We have answered this alreadyCan get throughput and latency (myth #2)Every system buffers data, from the network to the OS to Flink

Streaming is a model, not just fast (myth #4)Time and stateLow latency is the icing on the cake39

Continuous operationData is continuously produced

Computation should track data productionWith dynamic scaling, pause-and-resume

Restarting our pipelines every second is not a great idea, and not just for latency reasons40

Myth 6: Streaming is hard


Myth variationsStreaming is hard to learn

Streaming is hard to reason about

Windows? Event time? Triggers? Oh, my!!

Streaming needs to be coupled with batch

I know batch already


It's about your data and codeWhat's the form of your data?Unbounded (e.g., clicks, sensors, logs), orBounded (e.g., ???*)

What changes more often?My code changes faster than my dataMy data changes faster than my code43* Please help me find a great example of naturally static data

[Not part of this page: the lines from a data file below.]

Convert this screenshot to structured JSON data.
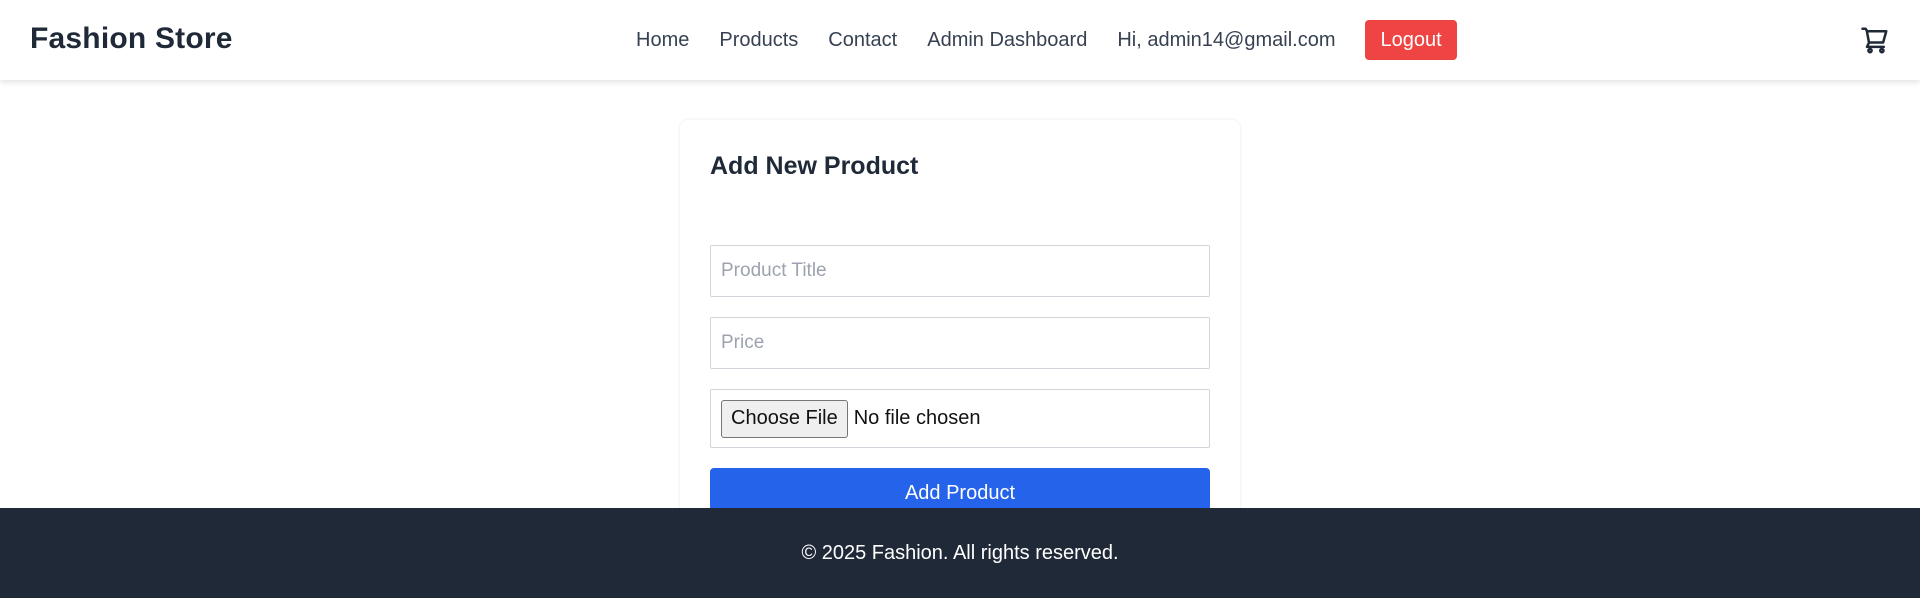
{
  "header": {
    "brand": "Fashion Store",
    "nav": {
      "home": "Home",
      "products": "Products",
      "contact": "Contact",
      "admin_dashboard": "Admin Dashboard"
    },
    "greeting": "Hi, admin14@gmail.com",
    "logout_label": "Logout",
    "cart_icon": "cart-icon"
  },
  "form": {
    "title": "Add New Product",
    "product_title": {
      "value": "",
      "placeholder": "Product Title"
    },
    "price": {
      "value": "",
      "placeholder": "Price"
    },
    "file_button_label": "Choose File",
    "file_status": "No file chosen",
    "submit_label": "Add Product"
  },
  "footer": {
    "copyright": "© 2025 Fashion. All rights reserved."
  },
  "colors": {
    "logout_bg": "#ef4444",
    "primary_button": "#2563eb",
    "footer_bg": "#1f2937",
    "text_dark": "#1f2937"
  }
}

It's about your data and codeIf your data changes faster than your code you have a streaming problemYou may be solving it with hourly batch jobs depending on someone else to create the hourly batchesYou are probably living with inaccurate results without knowing it44

It's about your data and codeIf your code changes faster than your data you have an exploration problemUsing notebooks or other tools for quick data exploration is a good ideaOnce your code stabilizes you will have a streaming problem, so you might as well think of it as such from the beginning45

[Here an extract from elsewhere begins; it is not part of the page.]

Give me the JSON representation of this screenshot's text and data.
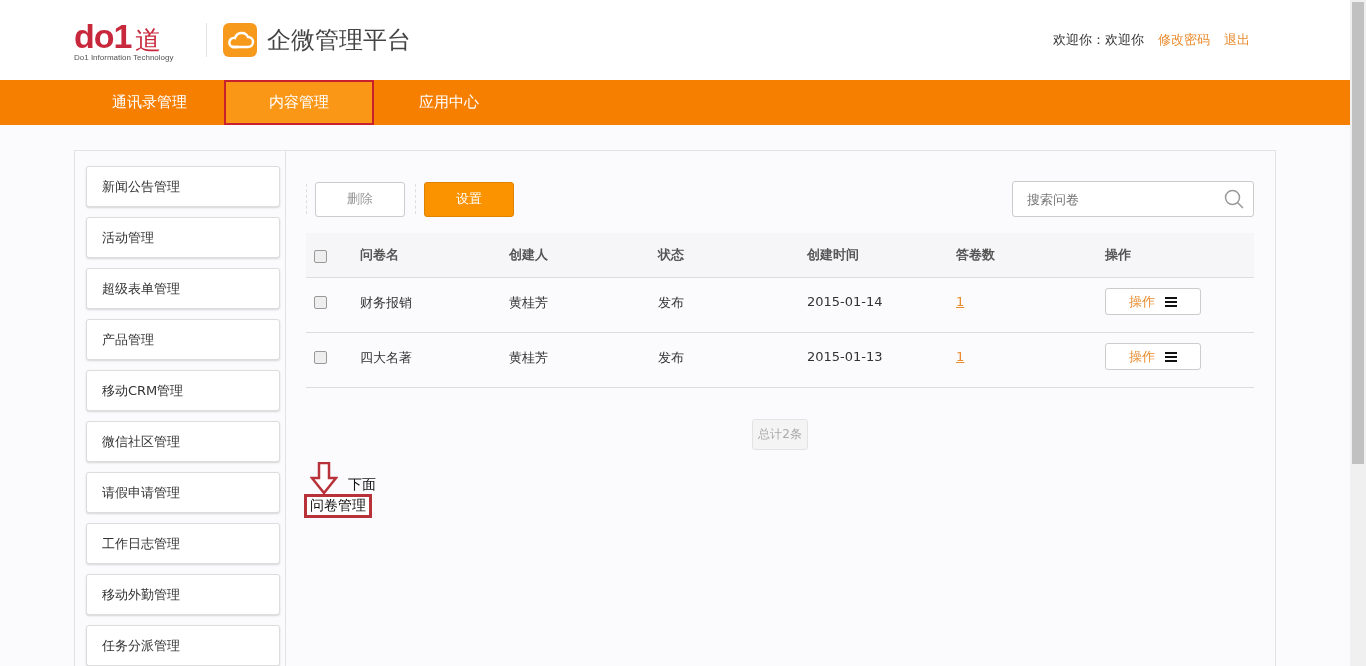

Flink in the real world


Flink community> 240 contributors, 95 contributors in Flink 1.1

42 meetups around the world with > 15,000 members

2x-3x growth in 2015, similar in 2016


Powered by Flink48

Zalando, one of the largest ecommerce companies in Europe, uses Flink for real-time business process monitoring.

King, the creators of Candy Crush Saga, uses Flink to provide data science teams with real-time analytics.

Bouygues Telecom uses Flink for real-time event processing over billions of Kafka messages per day.

Alibaba, the world's largest retailer, built a Flink-based system (Blink) to optimize search rankings in real time. See more at

30 Flink applications in production for more than one year. 10 billion events (2TB) processed dailyComplex jobs of > 30 operators running 24/7, processing 30 billion events daily, maintaining state of 100s of GB with exactly-once guaranteesLargest job has > 20 operators, runs on > 5000 vCores in 1000-node cluster, processes millions of events per second49


Flink Forward 2016

Current work in Flink


Flink's unique combination of features53Low latencyHigh ThroughputWell-behavedflow control(back pressure)ConsistencyWorks on real